[[ Listed records, beginning ]]

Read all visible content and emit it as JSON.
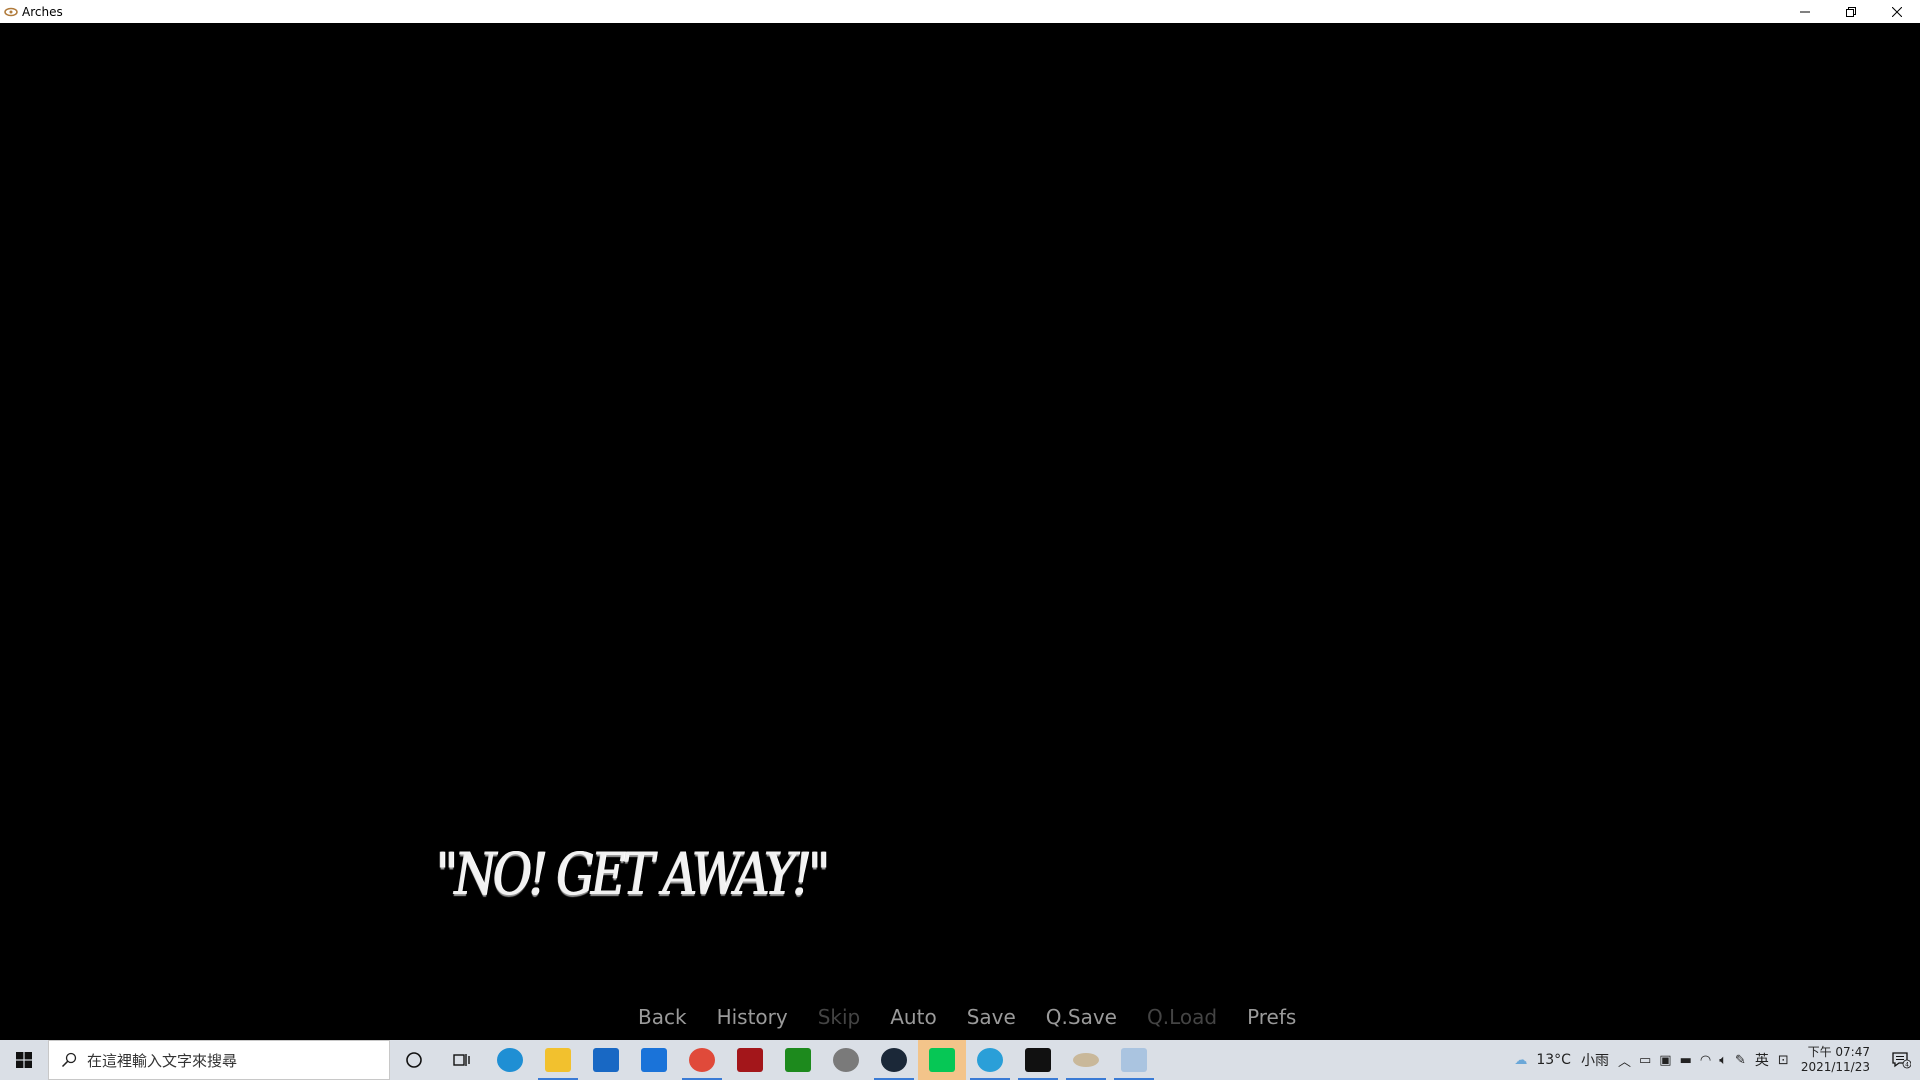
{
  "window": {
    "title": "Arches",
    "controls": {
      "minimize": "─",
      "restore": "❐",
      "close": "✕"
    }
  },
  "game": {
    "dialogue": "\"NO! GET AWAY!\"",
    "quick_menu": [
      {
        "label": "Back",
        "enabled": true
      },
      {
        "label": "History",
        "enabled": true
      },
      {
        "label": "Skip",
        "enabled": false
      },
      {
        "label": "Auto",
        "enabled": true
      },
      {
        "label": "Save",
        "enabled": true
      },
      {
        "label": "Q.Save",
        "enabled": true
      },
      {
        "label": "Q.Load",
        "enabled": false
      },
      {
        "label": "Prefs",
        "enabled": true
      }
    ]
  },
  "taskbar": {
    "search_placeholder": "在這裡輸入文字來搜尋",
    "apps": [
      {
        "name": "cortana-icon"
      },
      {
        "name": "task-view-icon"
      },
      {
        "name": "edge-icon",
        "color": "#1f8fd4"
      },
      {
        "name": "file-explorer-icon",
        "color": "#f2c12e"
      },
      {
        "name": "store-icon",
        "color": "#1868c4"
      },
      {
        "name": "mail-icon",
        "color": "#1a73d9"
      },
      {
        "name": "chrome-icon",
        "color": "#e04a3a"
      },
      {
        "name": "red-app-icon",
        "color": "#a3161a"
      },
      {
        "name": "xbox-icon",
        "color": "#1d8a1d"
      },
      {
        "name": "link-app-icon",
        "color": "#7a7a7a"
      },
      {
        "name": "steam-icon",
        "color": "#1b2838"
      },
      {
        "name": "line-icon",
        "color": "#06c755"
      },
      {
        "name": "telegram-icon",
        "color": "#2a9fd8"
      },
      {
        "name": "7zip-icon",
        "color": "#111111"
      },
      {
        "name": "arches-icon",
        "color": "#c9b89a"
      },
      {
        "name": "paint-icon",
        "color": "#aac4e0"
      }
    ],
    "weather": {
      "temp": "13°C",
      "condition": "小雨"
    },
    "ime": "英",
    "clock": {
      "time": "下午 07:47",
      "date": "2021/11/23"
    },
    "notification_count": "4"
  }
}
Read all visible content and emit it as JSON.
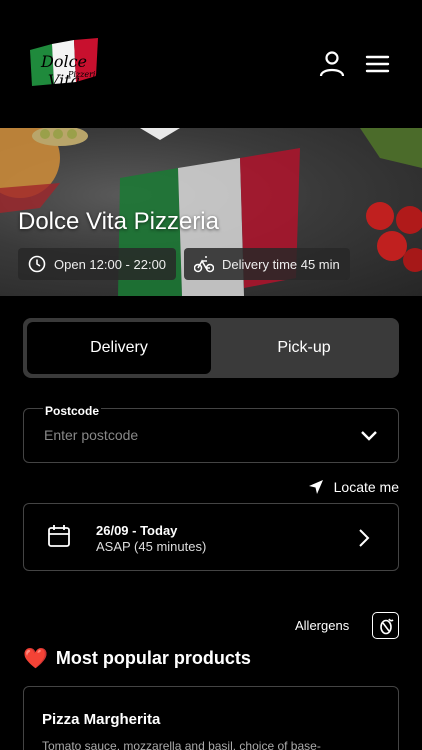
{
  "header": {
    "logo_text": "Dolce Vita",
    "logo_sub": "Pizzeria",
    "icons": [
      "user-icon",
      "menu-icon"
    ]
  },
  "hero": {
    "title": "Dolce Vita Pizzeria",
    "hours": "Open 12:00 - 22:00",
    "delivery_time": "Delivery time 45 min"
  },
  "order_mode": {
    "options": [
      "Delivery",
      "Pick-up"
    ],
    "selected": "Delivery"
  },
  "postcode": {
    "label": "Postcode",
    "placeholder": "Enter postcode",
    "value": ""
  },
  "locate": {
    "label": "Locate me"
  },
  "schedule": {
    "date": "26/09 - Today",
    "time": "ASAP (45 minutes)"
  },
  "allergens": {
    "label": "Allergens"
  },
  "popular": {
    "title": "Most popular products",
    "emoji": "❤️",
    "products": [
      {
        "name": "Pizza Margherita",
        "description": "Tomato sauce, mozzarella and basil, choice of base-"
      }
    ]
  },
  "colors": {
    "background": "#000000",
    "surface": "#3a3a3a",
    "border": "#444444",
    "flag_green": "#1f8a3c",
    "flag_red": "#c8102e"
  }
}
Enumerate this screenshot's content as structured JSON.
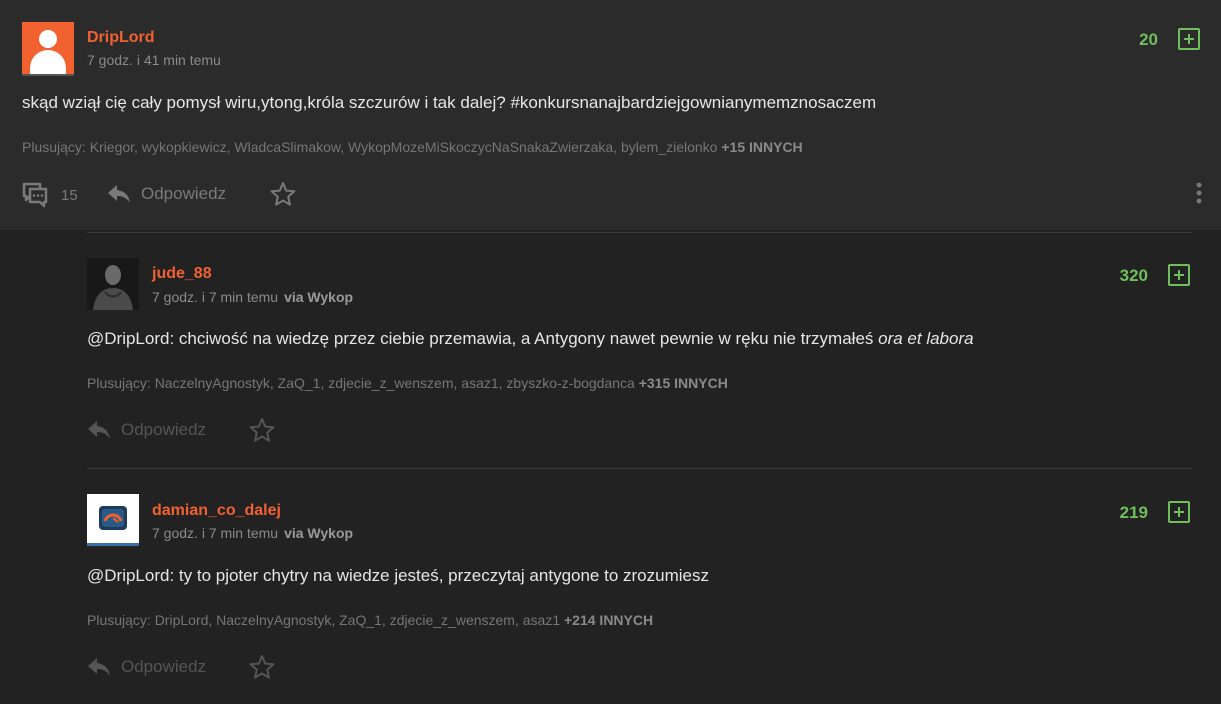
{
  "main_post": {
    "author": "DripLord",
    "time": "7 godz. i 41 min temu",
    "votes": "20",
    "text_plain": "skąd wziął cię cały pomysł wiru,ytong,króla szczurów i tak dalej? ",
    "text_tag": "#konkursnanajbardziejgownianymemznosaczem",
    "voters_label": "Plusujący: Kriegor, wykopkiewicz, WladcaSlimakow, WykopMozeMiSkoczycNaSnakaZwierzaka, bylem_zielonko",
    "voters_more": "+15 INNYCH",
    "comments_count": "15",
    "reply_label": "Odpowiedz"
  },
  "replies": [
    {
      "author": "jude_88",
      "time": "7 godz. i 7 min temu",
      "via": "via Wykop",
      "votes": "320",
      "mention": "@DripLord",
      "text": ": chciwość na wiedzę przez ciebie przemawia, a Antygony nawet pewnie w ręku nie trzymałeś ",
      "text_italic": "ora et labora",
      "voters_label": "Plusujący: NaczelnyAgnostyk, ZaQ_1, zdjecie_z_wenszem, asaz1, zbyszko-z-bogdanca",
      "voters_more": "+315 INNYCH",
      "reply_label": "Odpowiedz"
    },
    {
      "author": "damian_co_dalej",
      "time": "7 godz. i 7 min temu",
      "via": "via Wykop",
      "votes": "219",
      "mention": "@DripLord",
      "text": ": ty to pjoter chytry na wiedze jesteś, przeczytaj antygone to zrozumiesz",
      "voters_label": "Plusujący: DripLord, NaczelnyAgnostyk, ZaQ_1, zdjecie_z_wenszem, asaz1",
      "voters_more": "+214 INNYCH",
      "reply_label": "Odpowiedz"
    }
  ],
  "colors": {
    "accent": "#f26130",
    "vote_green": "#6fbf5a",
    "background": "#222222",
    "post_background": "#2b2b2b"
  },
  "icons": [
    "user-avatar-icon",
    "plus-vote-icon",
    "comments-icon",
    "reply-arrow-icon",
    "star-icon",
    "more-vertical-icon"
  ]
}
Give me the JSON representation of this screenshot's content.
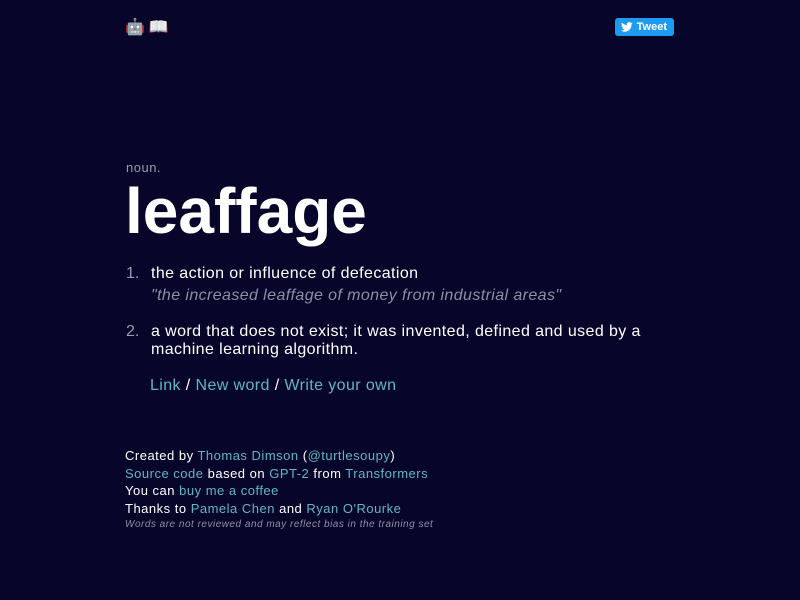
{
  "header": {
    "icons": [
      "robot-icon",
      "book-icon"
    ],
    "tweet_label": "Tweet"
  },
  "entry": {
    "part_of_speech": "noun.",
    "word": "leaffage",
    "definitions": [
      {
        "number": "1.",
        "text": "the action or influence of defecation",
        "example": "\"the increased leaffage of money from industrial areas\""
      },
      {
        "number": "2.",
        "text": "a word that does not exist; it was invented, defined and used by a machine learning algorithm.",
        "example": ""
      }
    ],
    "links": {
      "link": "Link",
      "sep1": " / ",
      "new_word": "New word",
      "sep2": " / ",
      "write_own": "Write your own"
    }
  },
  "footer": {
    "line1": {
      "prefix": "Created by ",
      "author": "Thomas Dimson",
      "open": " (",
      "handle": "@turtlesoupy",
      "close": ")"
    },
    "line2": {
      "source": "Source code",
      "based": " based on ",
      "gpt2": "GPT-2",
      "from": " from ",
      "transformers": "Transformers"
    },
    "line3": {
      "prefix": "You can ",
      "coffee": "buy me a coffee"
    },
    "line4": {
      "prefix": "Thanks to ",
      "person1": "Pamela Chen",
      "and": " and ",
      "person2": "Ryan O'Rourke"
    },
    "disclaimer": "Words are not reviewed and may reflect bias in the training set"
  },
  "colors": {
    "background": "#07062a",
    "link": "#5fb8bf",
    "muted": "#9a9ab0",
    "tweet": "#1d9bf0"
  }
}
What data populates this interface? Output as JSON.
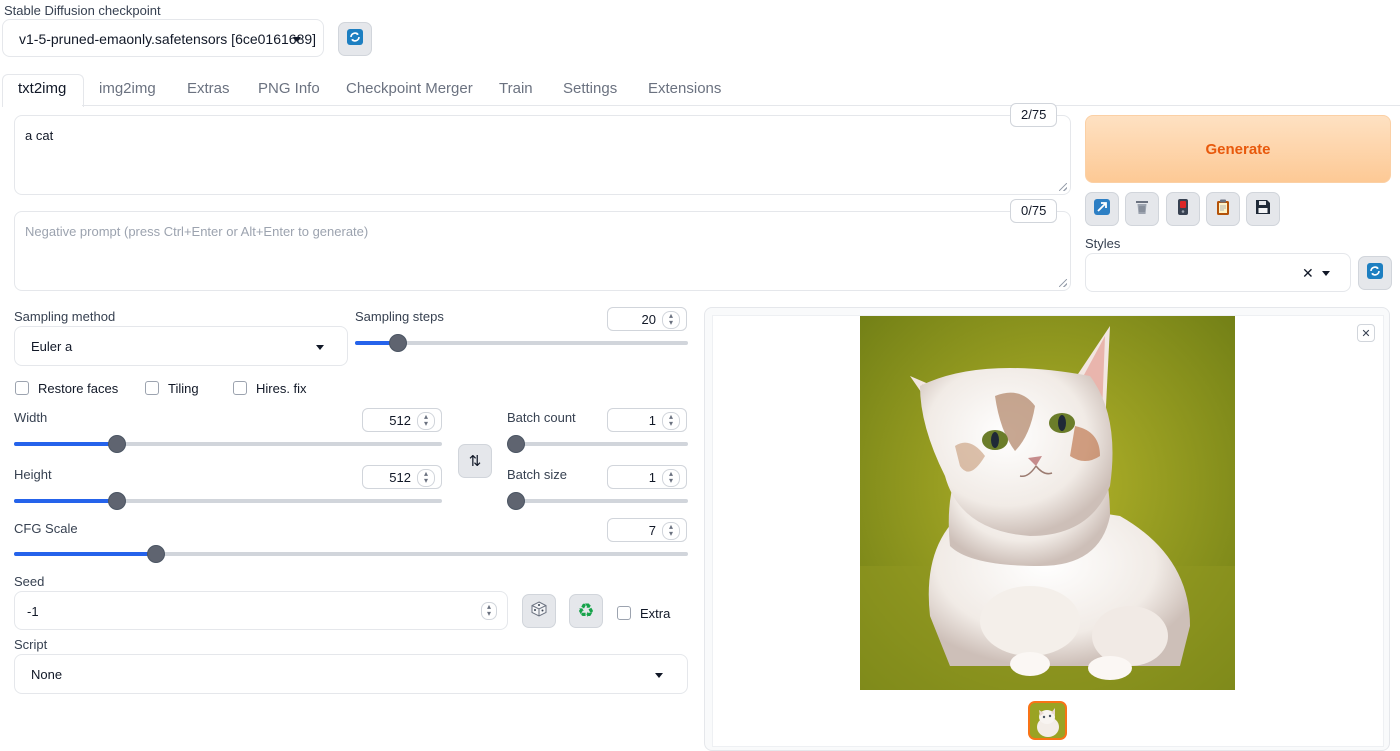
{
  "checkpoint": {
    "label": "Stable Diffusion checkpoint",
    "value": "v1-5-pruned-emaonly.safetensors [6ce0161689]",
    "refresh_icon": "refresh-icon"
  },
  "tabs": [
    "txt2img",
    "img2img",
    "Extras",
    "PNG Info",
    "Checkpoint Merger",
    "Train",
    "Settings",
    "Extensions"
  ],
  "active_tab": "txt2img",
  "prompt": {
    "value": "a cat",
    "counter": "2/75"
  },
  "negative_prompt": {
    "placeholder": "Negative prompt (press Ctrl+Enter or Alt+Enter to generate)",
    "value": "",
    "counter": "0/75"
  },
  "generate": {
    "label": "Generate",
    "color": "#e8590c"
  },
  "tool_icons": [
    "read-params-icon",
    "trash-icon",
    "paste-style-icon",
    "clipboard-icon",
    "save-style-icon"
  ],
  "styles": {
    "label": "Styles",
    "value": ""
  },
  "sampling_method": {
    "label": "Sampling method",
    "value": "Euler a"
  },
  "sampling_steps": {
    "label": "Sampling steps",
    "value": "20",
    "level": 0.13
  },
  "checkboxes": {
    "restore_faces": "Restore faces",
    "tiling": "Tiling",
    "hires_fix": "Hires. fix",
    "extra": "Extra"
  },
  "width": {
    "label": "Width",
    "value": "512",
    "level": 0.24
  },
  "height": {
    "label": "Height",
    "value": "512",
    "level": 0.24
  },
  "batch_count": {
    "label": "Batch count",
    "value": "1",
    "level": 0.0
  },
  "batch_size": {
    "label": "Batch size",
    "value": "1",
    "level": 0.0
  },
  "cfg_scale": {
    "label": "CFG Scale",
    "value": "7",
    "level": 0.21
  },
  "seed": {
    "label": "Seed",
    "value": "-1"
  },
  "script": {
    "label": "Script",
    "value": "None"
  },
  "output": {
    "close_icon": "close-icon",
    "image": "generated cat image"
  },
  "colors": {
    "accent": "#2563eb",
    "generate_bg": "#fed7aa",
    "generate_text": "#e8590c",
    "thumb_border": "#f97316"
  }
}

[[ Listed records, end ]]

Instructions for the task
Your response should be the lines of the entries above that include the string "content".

Result for this task
Read all visible content and emit it as JSON.
Read all visible content and emit it as JSON.
Enumerate this screenshot's content as structured JSON.
Give me the JSON representation of this screenshot's content.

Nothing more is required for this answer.